“The first time I saw one I was walking in the studio, in the offices area. I walked around a corner just as this guy was walking around the other way, and we were in such close proximity to each that I just screamed so loud. I didn't see the guy with the control box a few feet behind him just testing the robotics out, and all I saw was this mouth opening and moving and saliva streaming out of it. I mean, I know I'm on the movie Predator, but when you don't expect it...”
A little too realistic for you?
“It's why I think this movie is so great, the vision of it. Instead of being in the jungle somewhere it's in the urban jungle, and it's like, what would you do if this predator was at your elementary school or in your own backyard? That's what it felt like when I walked around the corner, I just screamed 'OH MY F***ING GOD!' I remember just grabbing my chest, it was so visceral and so real. The only way I can describe it is like, if you've ever been scuba diving when you're in the ocean and you're like 'hey, there's a dolphin, there's a fish, there's some seaweed and F***ING A WHAT IS THAT??' It was pretty daunting.”
Without giving anything away, it seems like the door has been left open for a follow-up – has that been talked about much yet? Is it something you'd be interested in doing?
“I don't know if it's been talked about yet, but I mean when we sign up for these movies they lock us in on the contract, and personally I loved working with this cast, they were so great. And on top of that I love these types of movies and I really wanted a big fight scene. When I did X-Men: Apocalypse they were like 'it's not that big a role, it's more of an introduction to your character', and I was like 'yeah, yeah, but is there a fight scene?'”
“So when I got to set I found out that my stunt double, although very athletic and very talented, had never done any fighting in her life. I grew up doing Taekwondo, I have a black belt in it, and I think there's a difference when fighting is almost part of your DNA. You know, there's a difference between when you see Keanu Reeves doing John Wick, or somebody that has trained just for that scene. Keanu Reeves has been doing that kind of training for so long, on so many movies and at such a high level, you can tell that he really knows what he's doing, it's a part of his DNA, as opposed to an actor that has learned it just for that movie.”
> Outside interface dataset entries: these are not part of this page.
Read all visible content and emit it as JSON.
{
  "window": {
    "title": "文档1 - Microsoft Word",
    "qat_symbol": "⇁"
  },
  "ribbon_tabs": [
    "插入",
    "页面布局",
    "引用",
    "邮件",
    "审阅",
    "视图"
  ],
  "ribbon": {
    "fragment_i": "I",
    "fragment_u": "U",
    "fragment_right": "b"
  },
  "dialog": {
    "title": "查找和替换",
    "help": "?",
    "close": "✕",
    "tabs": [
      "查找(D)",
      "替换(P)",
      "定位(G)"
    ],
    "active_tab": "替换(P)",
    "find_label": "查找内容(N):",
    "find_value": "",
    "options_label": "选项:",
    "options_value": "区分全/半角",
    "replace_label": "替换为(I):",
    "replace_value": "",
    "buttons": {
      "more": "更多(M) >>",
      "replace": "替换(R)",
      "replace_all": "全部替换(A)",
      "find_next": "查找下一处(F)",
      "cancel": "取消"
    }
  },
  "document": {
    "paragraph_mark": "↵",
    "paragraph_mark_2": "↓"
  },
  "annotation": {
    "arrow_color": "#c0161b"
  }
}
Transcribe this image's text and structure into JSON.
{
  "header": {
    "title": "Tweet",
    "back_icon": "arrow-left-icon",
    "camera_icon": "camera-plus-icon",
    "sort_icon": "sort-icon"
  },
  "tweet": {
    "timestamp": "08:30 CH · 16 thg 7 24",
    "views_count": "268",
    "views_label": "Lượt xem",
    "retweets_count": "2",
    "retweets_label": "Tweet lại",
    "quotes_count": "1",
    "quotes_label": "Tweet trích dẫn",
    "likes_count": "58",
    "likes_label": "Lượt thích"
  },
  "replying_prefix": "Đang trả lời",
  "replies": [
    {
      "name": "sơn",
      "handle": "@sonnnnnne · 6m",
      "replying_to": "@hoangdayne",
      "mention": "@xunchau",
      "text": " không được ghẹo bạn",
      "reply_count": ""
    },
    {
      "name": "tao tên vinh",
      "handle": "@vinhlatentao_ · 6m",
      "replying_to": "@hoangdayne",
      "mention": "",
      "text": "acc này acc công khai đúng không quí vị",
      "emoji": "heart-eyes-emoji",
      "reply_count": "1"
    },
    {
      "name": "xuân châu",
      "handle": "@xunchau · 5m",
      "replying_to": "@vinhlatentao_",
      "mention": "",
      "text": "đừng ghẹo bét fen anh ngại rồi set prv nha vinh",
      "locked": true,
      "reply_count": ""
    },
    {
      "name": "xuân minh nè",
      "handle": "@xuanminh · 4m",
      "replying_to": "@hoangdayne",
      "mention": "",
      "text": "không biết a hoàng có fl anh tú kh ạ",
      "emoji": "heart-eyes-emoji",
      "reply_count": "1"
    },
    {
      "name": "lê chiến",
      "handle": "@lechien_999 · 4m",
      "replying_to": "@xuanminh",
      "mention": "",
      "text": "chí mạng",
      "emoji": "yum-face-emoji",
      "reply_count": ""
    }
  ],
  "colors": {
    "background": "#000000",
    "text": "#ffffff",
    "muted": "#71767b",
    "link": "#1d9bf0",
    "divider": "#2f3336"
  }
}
So you wanted to make sure you did the X-Men fighting yourself?
“I decided that I would start training six or seven hours a day in the months leading up to the fight scene, because it's so important to me as a fan, and I knew that's what fans would want. I mean, these guys have weapons we can only dream of, how are they not tearing each other apart? That's what I want! And I remember X-Men Apocalypse coming out and being disappointed that only 25 percent of my fight scene had been left in by the director. He reached out to me and said 'I just wanted you to know, I thought it was more important to focus on X, Y and Z', and I was like 'Yeah, I get it, I saw the movie'. But as an audience member I feel like I'd be going 'this girl can create anything with anything with her mind, she uses a psionic sword, she's up against Beast, let's get into it!”
“So when I was at Comic-Con, I hadn't seen the full Predator movie yet, there's this whole crowd and I'm watching with the rest of the audience and the fans there, and we're watching this scene between the two predators where they're just ripping each other apart, and I was like: 'THIS is what I signed up for!' So based on how I interacted with the cast and the fact that this movie is brutal and violent, and you get to see these predators just going at it and tearing each other apart? Yeah, I would happily do another film.”
The Predator is in UK cinemas from Wednesday September 12th, you can pre-order your copy here in our online store...